Work to complete> Write the data out again in full, with no departure from the original.

··· Records for this task

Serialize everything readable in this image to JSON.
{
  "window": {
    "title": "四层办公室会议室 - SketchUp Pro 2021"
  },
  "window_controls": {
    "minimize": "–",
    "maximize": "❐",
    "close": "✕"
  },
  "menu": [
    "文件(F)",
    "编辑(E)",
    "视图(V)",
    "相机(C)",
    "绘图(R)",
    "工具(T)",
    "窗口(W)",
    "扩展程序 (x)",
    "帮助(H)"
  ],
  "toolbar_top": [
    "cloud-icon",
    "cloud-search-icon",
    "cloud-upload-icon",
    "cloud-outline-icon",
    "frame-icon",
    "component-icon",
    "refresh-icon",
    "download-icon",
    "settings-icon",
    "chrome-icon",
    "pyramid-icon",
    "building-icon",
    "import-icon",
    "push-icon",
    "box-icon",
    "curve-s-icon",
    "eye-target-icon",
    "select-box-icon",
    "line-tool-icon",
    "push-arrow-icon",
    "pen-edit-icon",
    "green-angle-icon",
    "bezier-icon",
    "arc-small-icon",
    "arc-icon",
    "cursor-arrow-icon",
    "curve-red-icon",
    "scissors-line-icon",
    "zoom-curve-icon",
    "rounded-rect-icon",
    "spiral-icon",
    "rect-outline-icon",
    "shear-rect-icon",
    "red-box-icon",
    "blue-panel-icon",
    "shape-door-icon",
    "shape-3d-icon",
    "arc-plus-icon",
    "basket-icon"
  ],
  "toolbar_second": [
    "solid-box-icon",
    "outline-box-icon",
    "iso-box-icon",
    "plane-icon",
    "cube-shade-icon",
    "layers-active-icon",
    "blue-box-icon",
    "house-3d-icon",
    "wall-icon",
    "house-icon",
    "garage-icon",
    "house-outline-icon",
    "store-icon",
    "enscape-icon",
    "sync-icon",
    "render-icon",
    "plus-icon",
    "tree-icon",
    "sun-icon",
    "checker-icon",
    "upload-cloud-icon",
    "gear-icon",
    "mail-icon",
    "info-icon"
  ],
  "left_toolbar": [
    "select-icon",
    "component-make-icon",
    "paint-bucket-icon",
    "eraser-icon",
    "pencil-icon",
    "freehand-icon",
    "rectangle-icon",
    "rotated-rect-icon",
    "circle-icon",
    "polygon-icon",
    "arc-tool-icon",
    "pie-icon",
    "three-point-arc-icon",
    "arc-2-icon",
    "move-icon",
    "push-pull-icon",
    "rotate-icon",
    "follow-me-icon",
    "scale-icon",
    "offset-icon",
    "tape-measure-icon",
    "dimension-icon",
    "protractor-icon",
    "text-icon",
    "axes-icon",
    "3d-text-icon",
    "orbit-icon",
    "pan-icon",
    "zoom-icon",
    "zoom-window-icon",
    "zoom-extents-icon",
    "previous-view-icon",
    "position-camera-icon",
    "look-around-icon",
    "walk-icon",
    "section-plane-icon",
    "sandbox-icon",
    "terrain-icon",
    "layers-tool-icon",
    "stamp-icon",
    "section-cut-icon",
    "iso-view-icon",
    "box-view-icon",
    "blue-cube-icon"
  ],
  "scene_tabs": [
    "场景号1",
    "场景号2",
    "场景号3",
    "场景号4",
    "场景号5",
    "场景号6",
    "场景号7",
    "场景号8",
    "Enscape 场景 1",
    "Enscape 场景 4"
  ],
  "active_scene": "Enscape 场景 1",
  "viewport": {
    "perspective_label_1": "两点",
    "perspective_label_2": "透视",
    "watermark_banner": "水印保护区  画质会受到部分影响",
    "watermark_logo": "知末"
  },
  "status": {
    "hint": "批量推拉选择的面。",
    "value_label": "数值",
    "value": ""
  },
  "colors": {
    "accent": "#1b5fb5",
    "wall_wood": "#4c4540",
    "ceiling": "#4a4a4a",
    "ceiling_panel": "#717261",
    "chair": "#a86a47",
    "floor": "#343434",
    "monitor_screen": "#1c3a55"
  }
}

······

Output below>
Serialize everything readable in this image to JSON.
{
  "window": {
    "title": "四层办公室会议室 - SketchUp Pro 2021"
  },
  "window_controls": {
    "minimize": "–",
    "maximize": "❐",
    "close": "✕"
  },
  "menu": [
    "文件(F)",
    "编辑(E)",
    "视图(V)",
    "相机(C)",
    "绘图(R)",
    "工具(T)",
    "窗口(W)",
    "扩展程序 (x)",
    "帮助(H)"
  ],
  "toolbar_top": [
    "cloud-icon",
    "cloud-search-icon",
    "cloud-upload-icon",
    "cloud-outline-icon",
    "frame-icon",
    "component-icon",
    "refresh-icon",
    "download-icon",
    "settings-icon",
    "chrome-icon",
    "pyramid-icon",
    "building-icon",
    "import-icon",
    "push-icon",
    "box-icon",
    "curve-s-icon",
    "eye-target-icon",
    "select-box-icon",
    "line-tool-icon",
    "push-arrow-icon",
    "pen-edit-icon",
    "green-angle-icon",
    "bezier-icon",
    "arc-small-icon",
    "arc-icon",
    "cursor-arrow-icon",
    "curve-red-icon",
    "scissors-line-icon",
    "zoom-curve-icon",
    "rounded-rect-icon",
    "spiral-icon",
    "rect-outline-icon",
    "shear-rect-icon",
    "red-box-icon",
    "blue-panel-icon",
    "shape-door-icon",
    "shape-3d-icon",
    "arc-plus-icon",
    "basket-icon"
  ],
  "toolbar_second": [
    "solid-box-icon",
    "outline-box-icon",
    "iso-box-icon",
    "plane-icon",
    "cube-shade-icon",
    "layers-active-icon",
    "blue-box-icon",
    "house-3d-icon",
    "wall-icon",
    "house-icon",
    "garage-icon",
    "house-outline-icon",
    "store-icon",
    "enscape-icon",
    "sync-icon",
    "render-icon",
    "plus-icon",
    "tree-icon",
    "sun-icon",
    "checker-icon",
    "upload-cloud-icon",
    "gear-icon",
    "mail-icon",
    "info-icon"
  ],
  "left_toolbar": [
    "select-icon",
    "component-make-icon",
    "paint-bucket-icon",
    "eraser-icon",
    "pencil-icon",
    "freehand-icon",
    "rectangle-icon",
    "rotated-rect-icon",
    "circle-icon",
    "polygon-icon",
    "arc-tool-icon",
    "pie-icon",
    "three-point-arc-icon",
    "arc-2-icon",
    "move-icon",
    "push-pull-icon",
    "rotate-icon",
    "follow-me-icon",
    "scale-icon",
    "offset-icon",
    "tape-measure-icon",
    "dimension-icon",
    "protractor-icon",
    "text-icon",
    "axes-icon",
    "3d-text-icon",
    "orbit-icon",
    "pan-icon",
    "zoom-icon",
    "zoom-window-icon",
    "zoom-extents-icon",
    "previous-view-icon",
    "position-camera-icon",
    "look-around-icon",
    "walk-icon",
    "section-plane-icon",
    "sandbox-icon",
    "terrain-icon",
    "layers-tool-icon",
    "stamp-icon",
    "section-cut-icon",
    "iso-view-icon",
    "box-view-icon",
    "blue-cube-icon"
  ],
  "scene_tabs": [
    "场景号1",
    "场景号2",
    "场景号3",
    "场景号4",
    "场景号5",
    "场景号6",
    "场景号7",
    "场景号8",
    "Enscape 场景 1",
    "Enscape 场景 4"
  ],
  "active_scene": "Enscape 场景 1",
  "viewport": {
    "perspective_label_1": "两点",
    "perspective_label_2": "透视",
    "watermark_banner": "水印保护区  画质会受到部分影响",
    "watermark_logo": "知末"
  },
  "status": {
    "hint": "批量推拉选择的面。",
    "value_label": "数值",
    "value": ""
  },
  "colors": {
    "accent": "#1b5fb5",
    "wall_wood": "#4c4540",
    "ceiling": "#4a4a4a",
    "ceiling_panel": "#717261",
    "chair": "#a86a47",
    "floor": "#343434",
    "monitor_screen": "#1c3a55"
  }
}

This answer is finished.